17 August 2015
Let me know which you prefer and why. Click onto each image to enlarge.
The urban landscape seduces in ways that sometimes can be counterintuitive, equally shocking, delightfully informative, inspirational, openly appealing, and mildly pleasant. As a person dedicated to the complexity, extravagance, simplicity, and triumphs of Mother Nature, nevertheless I long to be in the city for its wide range of emotional, intellectual and visual swings. I am driven to immerse myself in those experiences that only an urban environment can provide, including its legacies.
New York is one such paradise that has cradled my affinity for above-ground treasures. I have journeyed there more times than any other urban center on the East Coast, USA. Each time I step onto her streets, chills of enthusiasm chase me. There is so much to do, feel and see: the new, the old, the promised, the impossible, and possible.
Barely any other place is as symbolic of a city’s stream of consciousness than Manhattan’s Times Square. It’s infused with a pulse of what makes it such a mysteriously vibrant experience. Whether I am observing or participating, I am engaged in its layers of thrills. Sometimes those citified moments are laughable, and at others seriously serious. Sometimes the rhythm is melodic, and other times shrill.
NYC is a place of juxtapositions that create opposing forces—all of which make for strongly evocative reactions that stick to one’s inner core. I never leave her borders without some quintessential moment: whether it is visiting a new site (High Line) or rediscovering a bakery and restaurant (Balthazar) or stumbling upon a treed park (City Hall Park) or spying odd street life (everywhere) or managing to walk ten miles as easily as the day slips through my thoughts. I am particularly blessed to live within a two-and-a-half-hour drive of this spectacular arena for playful discovery, lucky me.
In the Lens section are two images of Times Square that were taken on a recent trip in July. We stayed on the 33rd floor of a hotel that was nestled in the palm of the action. In the conversion to black and white many of the bustling distractions become less apparent.
Imagining monochrome allowed me to be attentive and examine the myriad of interactions that still were competing. I also envisioned a series of discrete landscapes that might inspire random thoughts about Mother Nature’s embodiment within the urban environment.
The city becomes a mammoth canvas for creativity. Much of which already is embedded in its daily life. NYC becomes a black-and-white tribute to photojournalism and photography and social media.
Tip of the Day: The National Geographic Society has contributed to the public’s knowledge about the ills and pleasures of the human condition. It covers adventures knee-deep throughout the world. It covers the rural and urban settings. It covers the wild and the tame of Mother Nature.

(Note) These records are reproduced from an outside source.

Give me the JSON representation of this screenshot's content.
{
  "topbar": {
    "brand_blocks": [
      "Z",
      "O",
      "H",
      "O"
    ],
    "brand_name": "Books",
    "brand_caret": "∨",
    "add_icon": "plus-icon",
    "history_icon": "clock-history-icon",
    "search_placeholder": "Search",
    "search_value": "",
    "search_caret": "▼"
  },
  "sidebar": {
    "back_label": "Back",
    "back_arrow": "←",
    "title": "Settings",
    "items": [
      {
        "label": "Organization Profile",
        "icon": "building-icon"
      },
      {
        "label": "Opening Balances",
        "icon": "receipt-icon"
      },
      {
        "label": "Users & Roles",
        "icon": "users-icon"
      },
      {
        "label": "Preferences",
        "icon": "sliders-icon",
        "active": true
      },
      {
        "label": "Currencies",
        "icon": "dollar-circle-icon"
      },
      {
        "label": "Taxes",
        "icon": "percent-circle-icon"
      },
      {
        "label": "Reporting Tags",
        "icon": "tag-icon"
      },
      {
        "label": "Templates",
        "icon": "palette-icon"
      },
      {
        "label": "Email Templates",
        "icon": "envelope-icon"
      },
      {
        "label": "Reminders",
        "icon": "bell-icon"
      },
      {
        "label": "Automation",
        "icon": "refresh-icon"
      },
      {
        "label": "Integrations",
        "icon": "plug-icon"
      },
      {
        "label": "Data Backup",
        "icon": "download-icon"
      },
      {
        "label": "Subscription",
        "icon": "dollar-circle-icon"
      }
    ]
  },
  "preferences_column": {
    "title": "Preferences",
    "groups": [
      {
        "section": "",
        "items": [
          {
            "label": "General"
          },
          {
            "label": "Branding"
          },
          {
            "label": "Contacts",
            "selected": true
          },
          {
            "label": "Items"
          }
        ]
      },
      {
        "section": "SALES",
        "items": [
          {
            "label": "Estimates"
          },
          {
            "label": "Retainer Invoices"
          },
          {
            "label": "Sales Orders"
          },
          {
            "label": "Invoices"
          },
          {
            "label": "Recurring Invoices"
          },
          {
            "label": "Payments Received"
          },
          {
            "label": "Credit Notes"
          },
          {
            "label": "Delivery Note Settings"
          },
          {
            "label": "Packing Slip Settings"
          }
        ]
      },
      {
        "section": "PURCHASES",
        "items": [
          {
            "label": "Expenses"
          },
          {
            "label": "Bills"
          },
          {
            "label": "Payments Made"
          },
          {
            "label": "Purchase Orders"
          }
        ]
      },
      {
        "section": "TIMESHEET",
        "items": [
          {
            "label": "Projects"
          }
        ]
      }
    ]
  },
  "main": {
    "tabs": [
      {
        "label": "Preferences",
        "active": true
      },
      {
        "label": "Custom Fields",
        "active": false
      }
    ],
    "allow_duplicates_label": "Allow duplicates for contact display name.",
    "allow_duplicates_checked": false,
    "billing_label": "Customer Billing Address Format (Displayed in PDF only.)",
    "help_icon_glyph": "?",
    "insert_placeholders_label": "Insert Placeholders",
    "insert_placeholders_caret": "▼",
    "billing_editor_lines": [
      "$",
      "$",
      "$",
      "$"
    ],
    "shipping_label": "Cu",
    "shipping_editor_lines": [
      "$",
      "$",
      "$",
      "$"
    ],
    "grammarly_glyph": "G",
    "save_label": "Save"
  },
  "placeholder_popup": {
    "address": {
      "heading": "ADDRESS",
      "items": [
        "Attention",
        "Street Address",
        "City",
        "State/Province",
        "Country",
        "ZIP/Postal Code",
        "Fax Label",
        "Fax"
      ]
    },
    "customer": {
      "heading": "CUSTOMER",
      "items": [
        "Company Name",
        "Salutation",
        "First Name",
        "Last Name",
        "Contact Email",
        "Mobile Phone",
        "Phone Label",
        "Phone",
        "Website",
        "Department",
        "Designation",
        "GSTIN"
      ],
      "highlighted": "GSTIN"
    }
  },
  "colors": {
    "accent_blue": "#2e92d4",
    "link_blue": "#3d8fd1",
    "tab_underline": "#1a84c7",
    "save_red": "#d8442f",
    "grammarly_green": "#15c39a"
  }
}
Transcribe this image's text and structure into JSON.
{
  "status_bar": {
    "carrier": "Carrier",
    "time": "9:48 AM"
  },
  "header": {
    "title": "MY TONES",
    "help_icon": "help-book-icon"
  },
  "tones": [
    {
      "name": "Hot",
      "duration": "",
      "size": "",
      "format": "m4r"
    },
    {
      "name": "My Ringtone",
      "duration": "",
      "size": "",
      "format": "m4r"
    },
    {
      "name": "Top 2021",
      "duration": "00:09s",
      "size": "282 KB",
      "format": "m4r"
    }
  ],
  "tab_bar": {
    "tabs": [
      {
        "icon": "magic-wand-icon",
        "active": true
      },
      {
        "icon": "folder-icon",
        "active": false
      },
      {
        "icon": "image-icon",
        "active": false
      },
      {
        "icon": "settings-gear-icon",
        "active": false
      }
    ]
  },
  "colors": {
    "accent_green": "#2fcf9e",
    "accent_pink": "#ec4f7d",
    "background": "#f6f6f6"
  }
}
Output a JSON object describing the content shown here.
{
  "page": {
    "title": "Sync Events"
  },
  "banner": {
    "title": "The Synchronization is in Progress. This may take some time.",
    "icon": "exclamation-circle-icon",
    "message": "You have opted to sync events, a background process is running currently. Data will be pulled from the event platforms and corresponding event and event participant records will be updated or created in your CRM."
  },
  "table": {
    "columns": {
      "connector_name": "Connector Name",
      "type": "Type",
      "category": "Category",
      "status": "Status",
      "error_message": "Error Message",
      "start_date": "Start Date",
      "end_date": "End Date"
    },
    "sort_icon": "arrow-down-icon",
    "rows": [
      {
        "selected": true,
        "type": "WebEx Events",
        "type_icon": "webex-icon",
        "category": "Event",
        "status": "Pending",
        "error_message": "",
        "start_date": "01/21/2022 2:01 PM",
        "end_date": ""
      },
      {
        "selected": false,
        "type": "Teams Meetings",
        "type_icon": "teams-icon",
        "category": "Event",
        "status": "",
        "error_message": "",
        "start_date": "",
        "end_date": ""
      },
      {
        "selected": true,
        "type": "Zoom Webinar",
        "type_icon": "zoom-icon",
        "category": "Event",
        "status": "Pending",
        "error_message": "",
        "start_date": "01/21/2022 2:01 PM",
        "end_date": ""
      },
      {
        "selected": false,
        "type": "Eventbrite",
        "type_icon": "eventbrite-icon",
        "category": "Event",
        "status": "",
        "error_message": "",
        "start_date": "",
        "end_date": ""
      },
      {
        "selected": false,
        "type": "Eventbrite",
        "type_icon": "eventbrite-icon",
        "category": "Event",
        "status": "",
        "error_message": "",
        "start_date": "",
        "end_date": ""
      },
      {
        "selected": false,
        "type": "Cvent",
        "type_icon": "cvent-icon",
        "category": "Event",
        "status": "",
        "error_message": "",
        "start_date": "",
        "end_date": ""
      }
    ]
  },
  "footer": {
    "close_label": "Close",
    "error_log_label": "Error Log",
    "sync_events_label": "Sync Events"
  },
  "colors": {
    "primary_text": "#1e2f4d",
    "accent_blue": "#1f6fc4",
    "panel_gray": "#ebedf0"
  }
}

I am fortunate to live only a two-hour drive to Washington, D.C. where the Society is located. Throughout the year you can attend exhibitions and workshops. While I am awed each month as I turn the pages of its magazine (via snail mail), attendance at one of these presentations is memorable and noteworthy. I realize that many people may not know the Society also sponsors these events outside the nation’s capital. While their photography is highly rated, each event is filled with valuable information that pinpoints the significance of the topic. Most of the programs are held in the United States, but they also are found throughout the world. Click here to view the upcoming calendar. Click here to learn more about the Society. To view the National Geographic’s photography is to open up the possibilities of how we each see the world around us and how our world affects the past and present. It’s a fabulous adventure and gift.
View other entries for this week’s challenge:
As always I welcome comments about this post or any part of my blog. My photographs for the mobile photography challenge are taken with an iPhone 6.
If you’d like to join this Mobile Photography Challenge, please click here for details and history of the challenge. If you have any questions, please contact me. Below is a reminder of the monthly schedule with themes for upcoming challenges:
1st Monday: Nature.
2nd Monday: Macro.
3rd Monday: Black and White.
4th Monday Challenger’s Choice (Pick One: Abstraction, Animals, Architecture, Food Photography, Night Photography, Objects, Portraiture, Still Life, Street Photography, and Travel).
5th Monday: Editing and Processing with Various Apps Using Themes from the Fourth Week.